Aluminum: The Essential Element For Washington Jobs
Study Shows Industry Supports 14,000 Jobs, $3.3 Billion in Economic Output in Washington
ROSSLYN, Va., Oct. 17, 2013 /PRNewswire-USNewswire/ -- A new study released today confirms the growing importance of the domestic aluminum industry to the Washington economy. Research conducted by economic research firm John Dunham & Associates found that the industry directly employs nearly 3,000 and generates $1.3 billion in economic output.
According to the study, for each aluminum industry job an additional 4.8 jobs are created elsewhere in the Washington economy for a total of 14,000 jobs. When supplier and induced impacts are taken into account, the industry has an economic footprint of more than $3.3 billion – nearly 1% of Gross State Product.
Other key findings from the report include:
- Workers directly employed by the Washington aluminum industry earned more than $262 million in wages and benefits in 2013.
- Indirect employment by the industry creates another $651 million in wages and benefits.
- When all employment supported by the industry is taken into account, these jobs generate nearly $335 million in federal, state and local taxes.
- These workers earn average compensation of more than $66,000, far exceeding the national average of $43,000.
"As an integral part of the U.S. manufacturing base and overall economy, the aluminum industry supports hundreds of thousands of high quality manufacturing jobs in communities of all sizes," said Layle "Kip" Smith, President and CEO of Noranda and Chairman of the Aluminum Association. "Aluminum is a vital material for the modern era and a bellwether for domestic manufacturing."
On the national level, the report found that the U.S. aluminum industry directly employs more than 155,000 workers and generates $65 billion in economic output in all 50 states and the District of Columbia. When supplier and induced impacts are taken into account, the industry creates 672,000 jobs and has an economic footprint of more than $152 billion – nearly 1% of Gross Domestic Product.

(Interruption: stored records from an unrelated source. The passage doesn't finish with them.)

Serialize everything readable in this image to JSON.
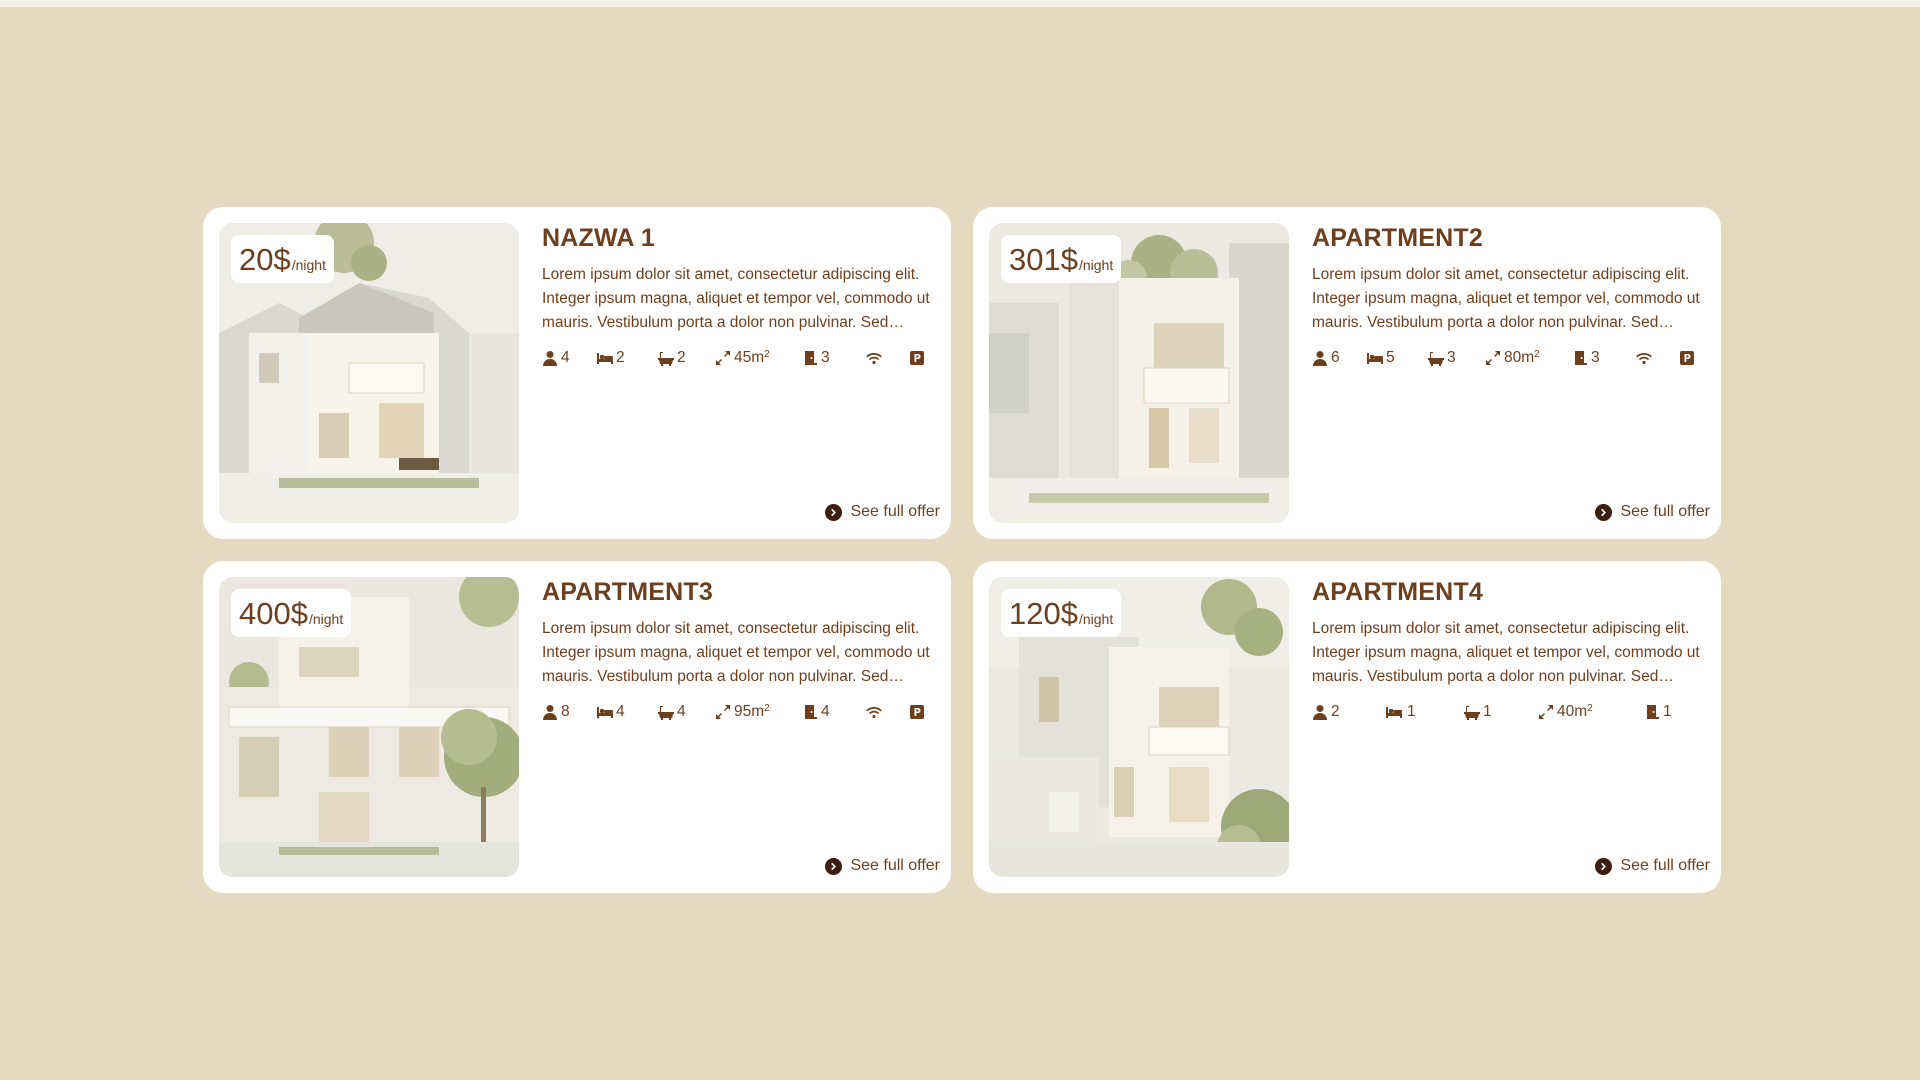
{
  "colors": {
    "background": "#e5d9bf",
    "card": "#ffffff",
    "accent": "#6e3f1d"
  },
  "price_suffix": "/night",
  "offer_label": "See full offer",
  "icons": {
    "guests": "person-icon",
    "beds": "bed-icon",
    "baths": "bathtub-icon",
    "area": "expand-arrows-icon",
    "rooms": "door-icon",
    "wifi": "wifi-icon",
    "parking": "parking-icon"
  },
  "listings": [
    {
      "price": "20$",
      "title": "NAZWA 1",
      "description": "Lorem ipsum dolor sit amet, consectetur adipiscing elit. Integer ipsum magna, aliquet et tempor vel, commodo ut mauris. Vestibulum porta a dolor non pulvinar. Sed…",
      "guests": "4",
      "beds": "2",
      "baths": "2",
      "area": "45m",
      "area_unit": "2",
      "rooms": "3",
      "wifi": true,
      "parking": true
    },
    {
      "price": "301$",
      "title": "APARTMENT2",
      "description": "Lorem ipsum dolor sit amet, consectetur adipiscing elit. Integer ipsum magna, aliquet et tempor vel, commodo ut mauris. Vestibulum porta a dolor non pulvinar. Sed…",
      "guests": "6",
      "beds": "5",
      "baths": "3",
      "area": "80m",
      "area_unit": "2",
      "rooms": "3",
      "wifi": true,
      "parking": true
    },
    {
      "price": "400$",
      "title": "APARTMENT3",
      "description": "Lorem ipsum dolor sit amet, consectetur adipiscing elit. Integer ipsum magna, aliquet et tempor vel, commodo ut mauris. Vestibulum porta a dolor non pulvinar. Sed…",
      "guests": "8",
      "beds": "4",
      "baths": "4",
      "area": "95m",
      "area_unit": "2",
      "rooms": "4",
      "wifi": true,
      "parking": true
    },
    {
      "price": "120$",
      "title": "APARTMENT4",
      "description": "Lorem ipsum dolor sit amet, consectetur adipiscing elit. Integer ipsum magna, aliquet et tempor vel, commodo ut mauris. Vestibulum porta a dolor non pulvinar. Sed…",
      "guests": "2",
      "beds": "1",
      "baths": "1",
      "area": "40m",
      "area_unit": "2",
      "rooms": "1",
      "wifi": false,
      "parking": false
    }
  ]
}
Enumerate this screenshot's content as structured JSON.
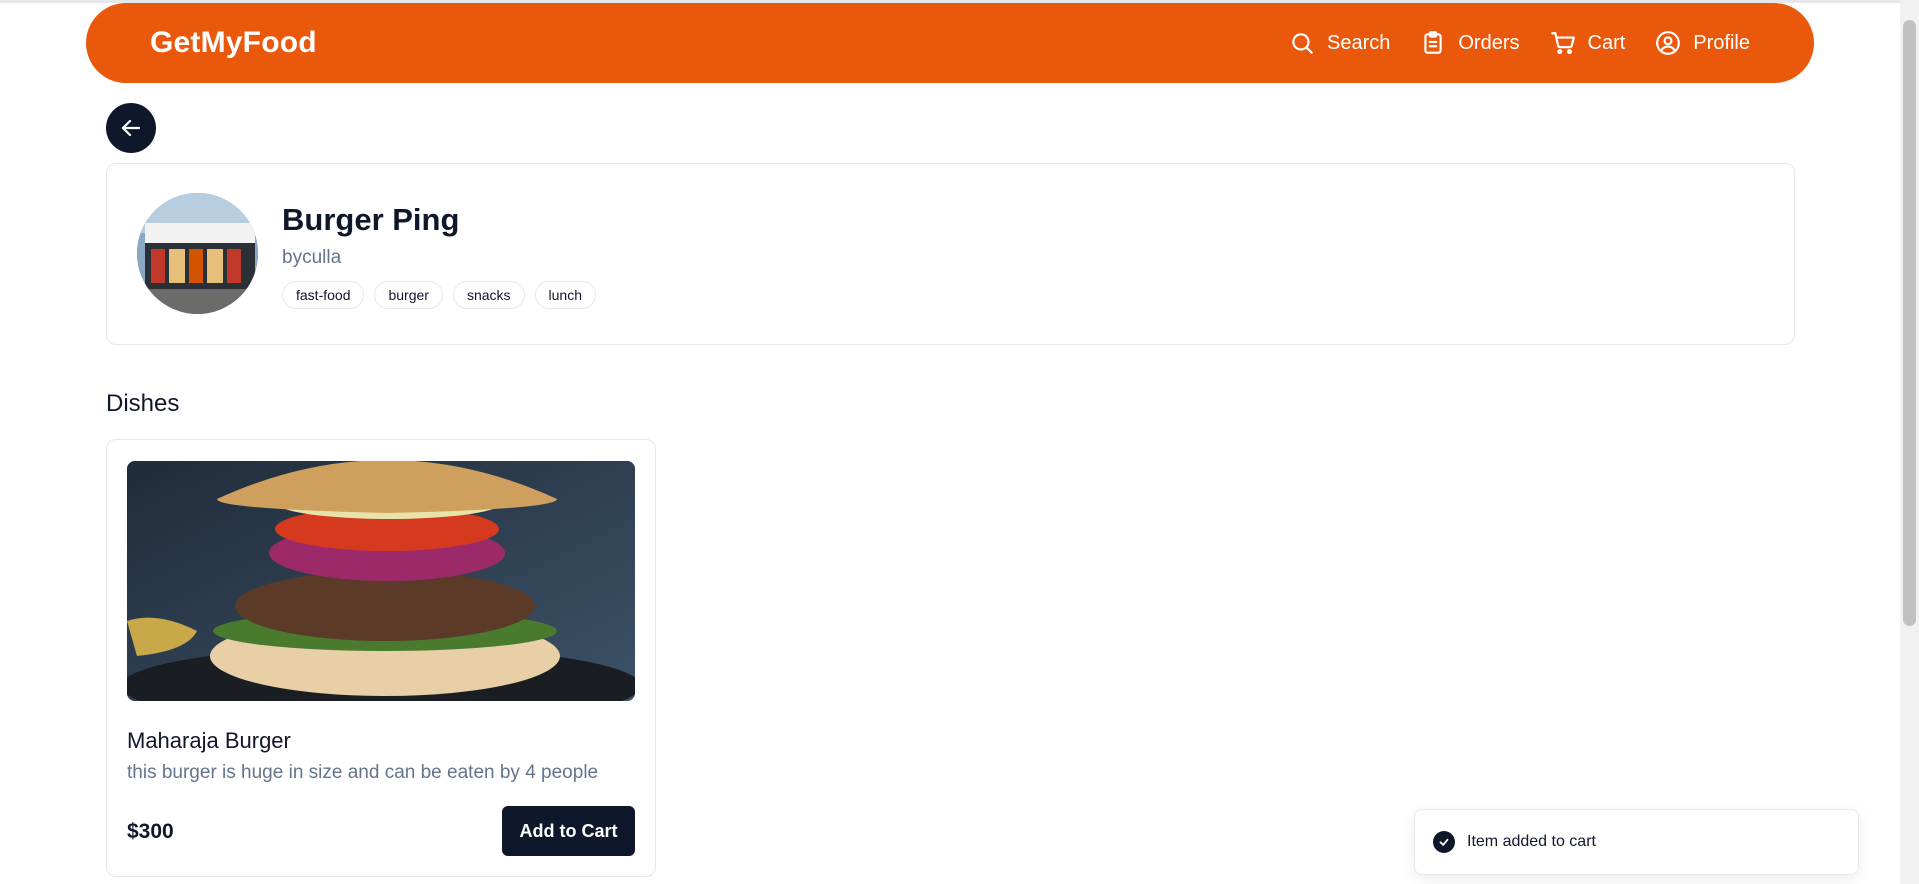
{
  "navbar": {
    "brand": "GetMyFood",
    "links": [
      {
        "label": "Search",
        "icon": "search-icon"
      },
      {
        "label": "Orders",
        "icon": "clipboard-icon"
      },
      {
        "label": "Cart",
        "icon": "cart-icon"
      },
      {
        "label": "Profile",
        "icon": "user-circle-icon"
      }
    ]
  },
  "back_button": {
    "icon": "arrow-left-icon"
  },
  "restaurant": {
    "name": "Burger Ping",
    "location": "byculla",
    "tags": [
      "fast-food",
      "burger",
      "snacks",
      "lunch"
    ]
  },
  "dishes_section": {
    "title": "Dishes",
    "items": [
      {
        "name": "Maharaja Burger",
        "description": "this burger is huge in size and can be eaten by 4 people",
        "price": "$300",
        "button_label": "Add to Cart"
      }
    ]
  },
  "toast": {
    "message": "Item added to cart",
    "icon": "check-circle-icon"
  },
  "colors": {
    "brand": "#ea580c",
    "dark": "#0f172a",
    "muted": "#64748b",
    "border": "#e5e7eb"
  }
}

"It's encouraging to see that, as an industry, we're growing," said Heidi Brock, President of the Aluminum Association. "As the country recovers from the recession, we're seeing demand for our product bouncing back – up 30 percent since 2009. Lightweight, durable and highly recyclable, aluminum is a metal uniquely suited to the 21st century."
The study was completed by economic research firm John Dunham & Associates and is based on data provided by Dun & Bradstreet, Inc., the federal government and the Aluminum Association. The analysis uses the Minnesota IMPLAN Model to quantify the economic impact of the aluminum industry on the overall U.S. economy.
For the purposes of the report, the aluminum industry is defined to include alumina refining; primary aluminum processing; secondary aluminum smelting and alloying; manufacturing of aluminum sheet, plate, foil, extrusions, forgings, coatings, and powder; aluminum foundries; metals service centers, and wholesalers. The study measures the number of jobs in this industry, the wages paid to employees, total economic output, and federal and state business taxes generated.
The complete study, including an interactive map with economic contribution breakdowns by state and congressional district, is available at http://www.aluminum.org/economy.
The Aluminum Association, based in Arlington, Virginia, works globally to aggressively promote aluminum as the most sustainable and recyclable automotive, packaging and construction material in today's market. The Association represents U.S. and foreign-based primary producers of aluminum, aluminum recyclers and producers of fabricated products, as well as industry suppliers. Member companies operate approximately 180 plants in the United States, with many conducting business worldwide. For more information visit www.Aluminum.org, on Twitter @AluminumNews or Facebook.com/AluminumAssociation.
SOURCE The Aluminum Association